Since most peasants here have only a glancing contact with the cash economy, the tax exemption is largely irrelevant.
Even with the abolishment of tuition fees, many said, they were still squeezed by a proliferation of other school fees. Similarly, others said, participation fees and deductibles placed the pension and rural health insurance plans out of their financial reach.
“We’re deadly poor,” said Zhou Zhiwen, 55, whose brick house in Yangmiao marks her as better off than most people, who still live in earthen structures. “We grow just enough food for ourselves to eat, with no surplus grain. We don’t have to pay the grain tax anymore, but our lives aren’t much better.”

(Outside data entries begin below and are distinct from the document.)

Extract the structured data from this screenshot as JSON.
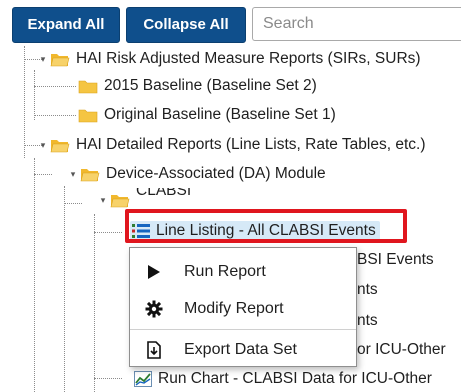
{
  "toolbar": {
    "expand_all_label": "Expand All",
    "collapse_all_label": "Collapse All",
    "search_placeholder": "Search"
  },
  "tree": {
    "nodes": [
      {
        "label": "HAI Risk Adjusted Measure Reports (SIRs, SURs)"
      },
      {
        "label": "2015 Baseline (Baseline Set 2)"
      },
      {
        "label": "Original Baseline (Baseline Set 1)"
      },
      {
        "label": "HAI Detailed Reports (Line Lists, Rate Tables, etc.)"
      },
      {
        "label": "Device-Associated (DA) Module"
      },
      {
        "label": "CLABSI"
      },
      {
        "label": "Line Listing - All CLABSI Events"
      },
      {
        "label": "BSI Events"
      },
      {
        "label": "nts"
      },
      {
        "label": "nts"
      },
      {
        "label": "or ICU-Other"
      },
      {
        "label": "Run Chart - CLABSI Data for ICU-Other"
      }
    ]
  },
  "context_menu": {
    "items": [
      {
        "label": "Run Report",
        "icon": "play-icon"
      },
      {
        "label": "Modify Report",
        "icon": "gear-icon"
      },
      {
        "label": "Export Data Set",
        "icon": "export-icon"
      }
    ]
  },
  "colors": {
    "button_bg": "#0f4f8c",
    "folder_yellow": "#f5c542",
    "highlight_red": "#e0161e",
    "selection_bg": "#d6e9f7"
  }
}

Asked how she managed, Zhou said she received help occasionally from relatives who had migrated elsewhere for work. “If people lived well at home, who would want to migrate?” she asked. “All of our young people are working elsewhere.”
For many villagers, the central government is out of touch with rural realities in places like this, and the local government is filled with venal officials who shower spending intended for the rural poor on provincial towns and cities or simply take the money for themselves.
“Ordinary people don’t get any real benefits from poverty alleviation programs,” said Li Guangyi, 35, a farmer who lives in the village of Zhangyoufang. “How could relief money get into our hands? It goes first toward relieving the local officials, who get rich on the tragedies of the nation.”
David Dollar, a World Bank official in Beijing, played down the importance of the central government in relieving poverty, saying that provincial results had much more to do with the success of local officials in creating an attractive investment climate.
Much of the remaining poverty, he said, involved households that lacked migrant laborers or able-bodied workers. “Very often poverty is related to a health shock or an injury, or the lack of an able-bodied person,” Dollar said. “Traditionally, the Chinese government approach has been helping the village grow, but if there are few able-bodied people, you have to work on safety net issues.”
In Gushi County, however, even families with members who migrated east for work remained stuck in poverty, and the situation of the migrants themselves often remained precarious.
Shen Kexia, 33, who left her village with her husband for work in Hangzhou, a booming southern coastal city, recently returned home for the birth of her second daughter. She and her husband plan to leave their two daughters with Shen’s elderly parents as soon as the baby is big enough.
“If my in-laws get sick, we won’t be able to leave,” she said.
“We’re home to have this baby because we cannot afford to in Hangzhou, but if we have money, we won’t come back.”